Siobhan-Marie O’Connor: Swimmer needs Glasgow joy on road to Rio

18-year-old says this month’s Commonwealth Games are a key staging post in her career before time slips away
The true Gaza back-story that the Israelis aren’t telling this week

The true Gaza back-story that the Israelis aren’t telling this week

A future Palestine state will have no borders and be an enclave within Israel, surrounded on all sides by Israeli-held territory, says Robert Fisk
A History of the First World War in 100 Moments: The German people demand an end to the fighting

A History of the First World War in 100 Moments

The German people demand an end to the fighting
New play by Oscar Wilde's grandson reveals what the Irish wit said at his trials

New play reveals what Oscar Wilde said at trials

For a century, what Wilde actually said at his trials was a mystery. But the recent discovery of shorthand notes changed that. Now his grandson Merlin Holland has turned them into a play
Can scientists save the world's sea life from

Can scientists save our sea life?

By the end of the century, the only living things left in our oceans could be plankton and jellyfish. Alex Renton meets the scientists who are trying to turn the tide
Richard III, Trafalgar Studios, review: Martin Freeman gives highly intelligent performance

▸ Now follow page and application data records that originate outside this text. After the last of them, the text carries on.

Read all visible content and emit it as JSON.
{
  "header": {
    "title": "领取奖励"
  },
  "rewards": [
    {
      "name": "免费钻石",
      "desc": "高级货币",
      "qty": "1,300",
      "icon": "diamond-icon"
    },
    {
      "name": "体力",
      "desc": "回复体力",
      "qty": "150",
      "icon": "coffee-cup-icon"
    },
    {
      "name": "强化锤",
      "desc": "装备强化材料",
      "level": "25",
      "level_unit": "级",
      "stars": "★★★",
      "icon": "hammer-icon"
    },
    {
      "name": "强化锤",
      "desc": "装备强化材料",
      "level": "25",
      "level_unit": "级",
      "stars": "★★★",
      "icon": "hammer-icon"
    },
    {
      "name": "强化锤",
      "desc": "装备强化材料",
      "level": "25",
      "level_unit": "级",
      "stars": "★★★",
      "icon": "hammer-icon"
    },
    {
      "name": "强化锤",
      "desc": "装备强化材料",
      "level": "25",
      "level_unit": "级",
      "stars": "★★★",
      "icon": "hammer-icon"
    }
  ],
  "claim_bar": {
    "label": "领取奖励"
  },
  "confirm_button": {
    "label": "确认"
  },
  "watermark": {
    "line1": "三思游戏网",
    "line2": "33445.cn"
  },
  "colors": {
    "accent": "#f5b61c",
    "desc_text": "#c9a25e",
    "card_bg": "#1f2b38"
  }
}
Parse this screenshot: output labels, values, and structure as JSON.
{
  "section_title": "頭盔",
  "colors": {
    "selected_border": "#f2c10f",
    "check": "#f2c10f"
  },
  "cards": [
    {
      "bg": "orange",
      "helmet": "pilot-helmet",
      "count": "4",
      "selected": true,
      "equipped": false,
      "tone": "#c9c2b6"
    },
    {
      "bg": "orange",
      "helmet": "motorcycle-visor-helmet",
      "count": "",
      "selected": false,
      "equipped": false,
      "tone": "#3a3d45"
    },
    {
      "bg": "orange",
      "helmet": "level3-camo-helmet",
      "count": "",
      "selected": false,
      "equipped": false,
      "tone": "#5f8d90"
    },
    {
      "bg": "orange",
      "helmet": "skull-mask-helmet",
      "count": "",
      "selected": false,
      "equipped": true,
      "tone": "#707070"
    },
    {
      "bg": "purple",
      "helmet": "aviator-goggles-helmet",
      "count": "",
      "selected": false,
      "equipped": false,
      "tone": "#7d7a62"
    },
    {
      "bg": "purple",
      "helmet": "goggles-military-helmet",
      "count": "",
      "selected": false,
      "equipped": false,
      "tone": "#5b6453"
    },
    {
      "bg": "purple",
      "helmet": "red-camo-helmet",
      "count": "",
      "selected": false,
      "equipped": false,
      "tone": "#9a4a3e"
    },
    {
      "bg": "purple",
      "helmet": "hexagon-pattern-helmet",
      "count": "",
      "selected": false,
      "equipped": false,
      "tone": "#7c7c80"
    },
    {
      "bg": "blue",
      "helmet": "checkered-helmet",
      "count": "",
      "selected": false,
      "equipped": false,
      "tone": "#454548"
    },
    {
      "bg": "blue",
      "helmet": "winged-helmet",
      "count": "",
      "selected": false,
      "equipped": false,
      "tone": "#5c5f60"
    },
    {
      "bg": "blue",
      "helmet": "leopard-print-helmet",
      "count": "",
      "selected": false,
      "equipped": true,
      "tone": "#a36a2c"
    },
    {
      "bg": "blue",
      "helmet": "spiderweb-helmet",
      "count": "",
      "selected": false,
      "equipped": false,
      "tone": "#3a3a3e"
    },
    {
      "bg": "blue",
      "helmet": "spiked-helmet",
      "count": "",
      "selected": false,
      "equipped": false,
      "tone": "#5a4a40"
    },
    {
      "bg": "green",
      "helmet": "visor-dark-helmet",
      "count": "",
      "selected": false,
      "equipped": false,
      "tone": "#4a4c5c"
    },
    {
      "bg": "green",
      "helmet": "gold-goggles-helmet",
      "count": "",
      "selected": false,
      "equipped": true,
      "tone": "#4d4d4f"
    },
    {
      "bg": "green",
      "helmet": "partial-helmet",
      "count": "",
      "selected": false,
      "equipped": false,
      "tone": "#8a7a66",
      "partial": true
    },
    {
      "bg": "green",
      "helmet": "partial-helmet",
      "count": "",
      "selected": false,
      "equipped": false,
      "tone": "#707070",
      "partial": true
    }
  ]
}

Richard III review

Martin Freeman’s psychotic monarch is big on mockery but wanting in malice